The book suggestion of this week is about one of my favorite themes, semiotics. The book is titled Semiology of Graphics: Diagrams, Networks, Maps, written by Jacques Bertin. Semiotics definition is basically the theory of the functions of signs and symbols, a very important subject for us designers who constantly have to design user interfaces. Originally published in French in 1967, Semiology of Graphics holds a significant place in the theory of information design. Founded on Jacques Bertin’s practical experience as a cartographer, Part One of this work is an unprecedented attempt to synthesize principles of graphic communication with the logic of standard rules applied to writing and topography. Part Two brings Bertin’s theory to life, presenting a close study of graphic techniques including shape, orientation, color, texture, volume, and size in an array of more than 1,000 maps and diagrams. Buy this book now!

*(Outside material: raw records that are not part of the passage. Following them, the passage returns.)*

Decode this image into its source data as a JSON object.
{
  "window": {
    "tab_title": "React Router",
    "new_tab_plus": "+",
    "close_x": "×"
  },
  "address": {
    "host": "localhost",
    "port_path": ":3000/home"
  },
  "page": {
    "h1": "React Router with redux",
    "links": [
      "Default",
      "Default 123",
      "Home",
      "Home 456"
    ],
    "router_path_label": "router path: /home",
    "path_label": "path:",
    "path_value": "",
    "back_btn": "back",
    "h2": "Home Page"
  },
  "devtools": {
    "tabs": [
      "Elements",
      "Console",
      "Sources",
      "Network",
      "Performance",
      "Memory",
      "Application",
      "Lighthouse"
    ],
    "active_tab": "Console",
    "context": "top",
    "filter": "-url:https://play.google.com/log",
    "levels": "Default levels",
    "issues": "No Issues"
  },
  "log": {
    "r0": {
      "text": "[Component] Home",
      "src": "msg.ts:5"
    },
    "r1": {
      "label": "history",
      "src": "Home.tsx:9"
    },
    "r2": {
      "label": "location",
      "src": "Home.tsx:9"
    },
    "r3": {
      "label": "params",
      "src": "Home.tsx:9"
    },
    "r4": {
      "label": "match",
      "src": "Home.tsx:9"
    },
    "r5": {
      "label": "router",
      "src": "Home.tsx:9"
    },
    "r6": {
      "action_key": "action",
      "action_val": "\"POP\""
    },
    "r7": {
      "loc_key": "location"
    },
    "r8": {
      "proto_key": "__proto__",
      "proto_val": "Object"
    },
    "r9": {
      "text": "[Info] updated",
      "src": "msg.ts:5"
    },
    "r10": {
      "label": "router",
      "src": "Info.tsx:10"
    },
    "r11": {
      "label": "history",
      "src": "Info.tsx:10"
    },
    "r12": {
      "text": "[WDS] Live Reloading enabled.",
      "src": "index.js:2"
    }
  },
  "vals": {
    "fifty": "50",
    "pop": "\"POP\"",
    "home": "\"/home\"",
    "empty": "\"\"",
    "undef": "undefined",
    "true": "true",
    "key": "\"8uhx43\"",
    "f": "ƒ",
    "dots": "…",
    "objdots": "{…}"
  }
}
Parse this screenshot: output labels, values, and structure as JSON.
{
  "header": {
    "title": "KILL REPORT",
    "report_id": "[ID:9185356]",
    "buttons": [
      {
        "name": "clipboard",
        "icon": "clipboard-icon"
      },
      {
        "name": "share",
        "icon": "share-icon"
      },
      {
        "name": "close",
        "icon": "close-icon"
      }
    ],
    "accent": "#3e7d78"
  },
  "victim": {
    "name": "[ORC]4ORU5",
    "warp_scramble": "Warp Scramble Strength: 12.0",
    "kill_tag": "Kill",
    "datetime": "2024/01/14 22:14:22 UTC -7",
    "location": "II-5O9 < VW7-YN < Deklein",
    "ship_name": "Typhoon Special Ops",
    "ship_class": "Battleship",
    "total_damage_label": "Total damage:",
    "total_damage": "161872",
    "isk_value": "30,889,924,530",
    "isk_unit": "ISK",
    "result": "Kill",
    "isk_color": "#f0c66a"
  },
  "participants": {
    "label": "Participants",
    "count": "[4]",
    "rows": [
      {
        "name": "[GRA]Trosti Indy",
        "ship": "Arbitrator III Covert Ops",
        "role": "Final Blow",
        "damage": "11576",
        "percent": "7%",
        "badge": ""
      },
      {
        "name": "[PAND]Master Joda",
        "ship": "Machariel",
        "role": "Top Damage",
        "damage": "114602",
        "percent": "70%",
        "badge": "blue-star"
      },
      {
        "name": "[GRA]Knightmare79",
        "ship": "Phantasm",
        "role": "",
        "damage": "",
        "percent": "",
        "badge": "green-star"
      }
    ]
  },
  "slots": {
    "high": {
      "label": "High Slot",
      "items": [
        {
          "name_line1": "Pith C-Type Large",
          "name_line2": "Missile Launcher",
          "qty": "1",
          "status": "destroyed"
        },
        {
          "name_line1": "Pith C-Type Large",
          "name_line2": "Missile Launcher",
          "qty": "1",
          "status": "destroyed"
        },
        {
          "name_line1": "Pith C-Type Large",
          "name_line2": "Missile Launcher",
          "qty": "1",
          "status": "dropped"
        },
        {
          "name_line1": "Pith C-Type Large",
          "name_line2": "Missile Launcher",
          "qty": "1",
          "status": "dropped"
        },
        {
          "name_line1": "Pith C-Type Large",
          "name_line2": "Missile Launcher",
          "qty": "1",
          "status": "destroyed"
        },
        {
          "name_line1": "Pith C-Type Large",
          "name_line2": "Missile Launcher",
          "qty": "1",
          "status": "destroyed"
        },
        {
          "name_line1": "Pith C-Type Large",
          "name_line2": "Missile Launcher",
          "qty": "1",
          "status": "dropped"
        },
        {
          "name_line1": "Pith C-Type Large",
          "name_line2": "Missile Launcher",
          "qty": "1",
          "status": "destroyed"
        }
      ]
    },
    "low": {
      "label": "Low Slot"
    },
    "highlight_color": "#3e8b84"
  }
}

The book suggestion of this week is about typography but for the web. The book title is Typographic Web Design: How to Think Like a Typographer in HTML and CSS and the author is Laura Franz. The cool thing about this book is that it Applies decades of typographic theory and practice directly to web design. Typography has long been an invaluable tool for communicating ideas and information. Words and characters once impressed in clay, written on papyrus, and printed with ink are now manifest in pixels of light. Today's web typographers can help their readers find, understand, and connect with the words, ideas, and information they seek. Thus, legibility and readability are the foundations for the typographic theories and practice covered in Typographic Web Design. You'll learn how to choose fonts, organize information, create a system of hierarchy, work with tabular information, create a grid, apply a typographic system across multiple pages, and build a font library. Each chapter provides time-tested typography rules to follow (modified for the web), explains why they work, when to break them, and offers the opportunity to test the rules with hands-on exercises in HTML and CSS. If you don't know HTML and CSS, Typographic Web Design provides a walk-through for each lesson, showing you how to plan and write syntax. Readers are sure to come away with an understanding of typographic principles, as well as the HTML and CSS skills needed to implement them on the web. Buy Book Now